Their company sells $100m worth of software a year in 130 countries around the world, but has no sales staff. Now Atlassian – a billion-dollar business built by two Sydney friends in an apartment and then an office above a sex shop 10 years ago – is widely tipped to be the first Australian tech startup to go public during the current boom. (via The boys who built a $1b company in the cloud)
Single parameters work fine in either of these RPC scenarios and that’s to be expected. ModelBinding always works against a single object because it maps a model. But what happens when you want to pass multiple parameters?
Consider an API Controller method that has a signature like the following:
public string PostAlbum(Album album, string userToken)
Here I am asking to pass two objects to an RPC method. Is that possible? This used to be fairly straight forward either with WCF REST and ASP.NET AJAX ASMX services, but as far as I can tell this is not directly possible using a POST operation with WebAPI.
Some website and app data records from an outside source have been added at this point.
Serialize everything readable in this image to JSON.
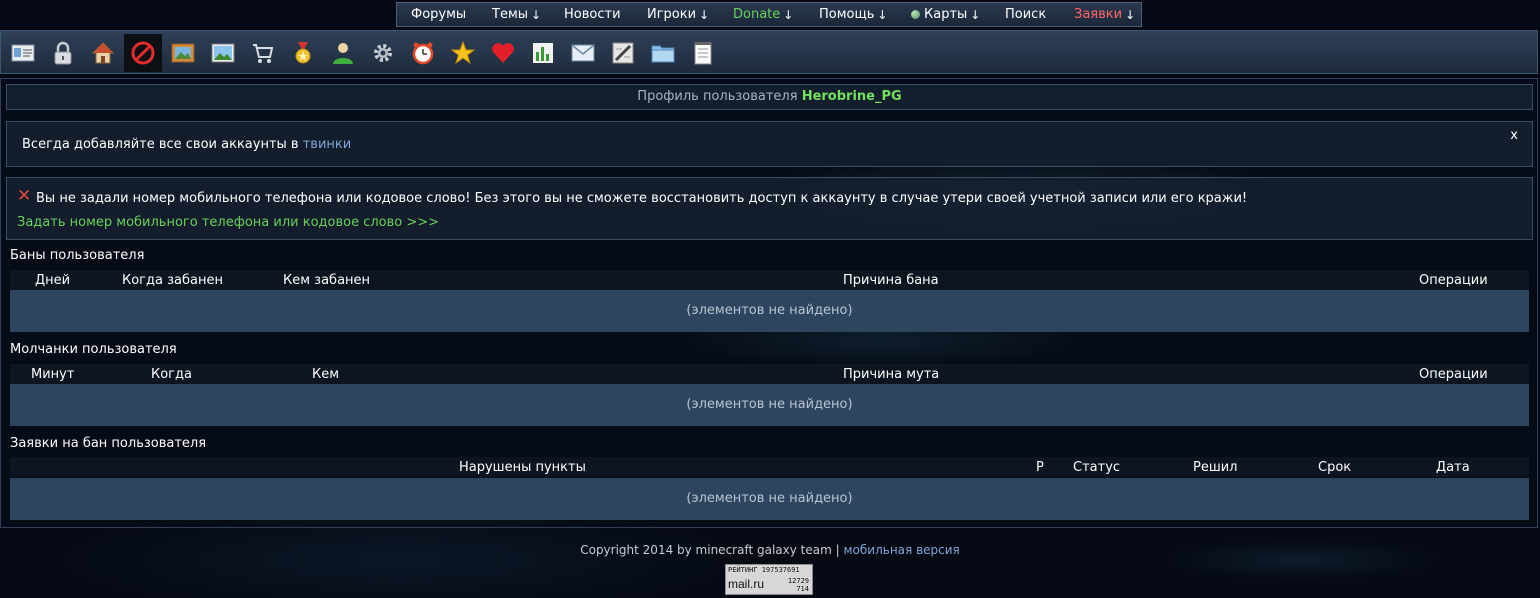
{
  "topnav": {
    "forums": "Форумы",
    "topics": "Темы",
    "news": "Новости",
    "players": "Игроки",
    "donate": "Donate",
    "help": "Помощь",
    "maps": "Карты",
    "search": "Поиск",
    "requests": "Заявки",
    "arrow": "↓"
  },
  "toolbar": {
    "icons": [
      "profile-card",
      "lock",
      "home",
      "ban",
      "picture-frame",
      "landscape",
      "cart",
      "medal",
      "user",
      "gear",
      "alarm-clock",
      "star",
      "heart",
      "bar-chart",
      "mail",
      "pencil-edit",
      "folder",
      "notepad"
    ]
  },
  "profile": {
    "prefix": "Профиль пользователя",
    "username": "Herobrine_PG"
  },
  "notice": {
    "text": "Всегда добавляйте все свои аккаунты в",
    "link": "твинки",
    "close": "x"
  },
  "warning": {
    "message": "Вы не задали номер мобильного телефона или кодовое слово! Без этого вы не сможете восстановить доступ к аккаунту в случае утери своей учетной записи или его кражи!",
    "link": "Задать номер мобильного телефона или кодовое слово >>>"
  },
  "bans": {
    "title": "Баны пользователя",
    "headers": [
      "Дней",
      "Когда забанен",
      "Кем забанен",
      "Причина бана",
      "Операции"
    ],
    "empty": "(элементов не найдено)"
  },
  "mutes": {
    "title": "Молчанки пользователя",
    "headers": [
      "Минут",
      "Когда",
      "Кем",
      "Причина мута",
      "Операции"
    ],
    "empty": "(элементов не найдено)"
  },
  "requests": {
    "title": "Заявки на бан пользователя",
    "headers": [
      "Нарушены пункты",
      "Р",
      "Статус",
      "Решил",
      "Срок",
      "Дата"
    ],
    "empty": "(элементов не найдено)"
  },
  "footer": {
    "copyright": "Copyright 2014 by minecraft galaxy team",
    "separator": "|",
    "mobile": "мобильная версия"
  },
  "counter": {
    "label": "РЕЙТИНГ 197537691",
    "brand": "mail.ru",
    "n1": "12729",
    "n2": "714"
  },
  "colors": {
    "accent_green": "#69d15a",
    "accent_red": "#ff6666",
    "link_blue": "#7fa6d6"
  }
}
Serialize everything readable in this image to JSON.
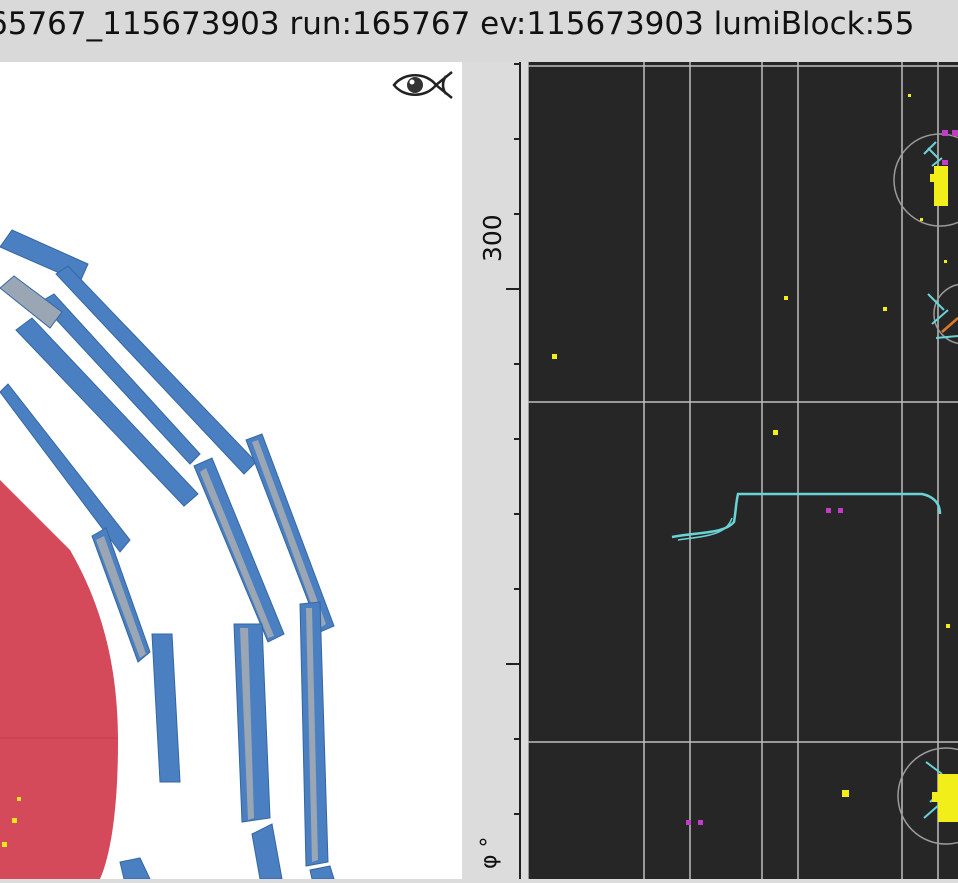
{
  "window": {
    "title": "65767_115673903 run:165767 ev:115673903 lumiBlock:55"
  },
  "left_view": {
    "icon": "eye-fish-icon",
    "colors": {
      "background": "#ffffff",
      "calorimeter": "#d44a5a",
      "muon_chamber": "#4a7fc1",
      "muon_chamber_dark": "#3566a3",
      "muon_chamber_grey": "#9aa6b4",
      "hit": "#f2e61a"
    }
  },
  "axis": {
    "tick_label": "300",
    "title": "φ °"
  },
  "right_view": {
    "colors": {
      "background": "#262626",
      "grid": "#bdbdbd",
      "track": "#6ad3d6",
      "hit_yellow": "#f2ee1a",
      "hit_magenta": "#c23bc9",
      "jet_circle": "#9a9a9a",
      "orange": "#e0782a"
    }
  }
}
A few times after tweeting about Noda Time, people have asked why they should use Noda Time – they believe that the .NET date and time support is already good enough. Now obviously I haven’t seen their code, but I suspect that pretty much any code base doing any work with dates and times will be clearer using Noda Time – and quite possibly more correct, due to the way that Noda Time forces you into making some decisions which are murky in .NET. This post is about the shortcomings of the .NET date and time API. Obviously I’m biased, and I hope this post isn’t seen as disrespectful to the BCL team – aside from anything else, they work under a different set of constraints regarding COM interop etc.
Using HTML entities is the right way to ensure all the characters on your page are validated. However, often finding the right entity code requires scanning through 250 rows of characters.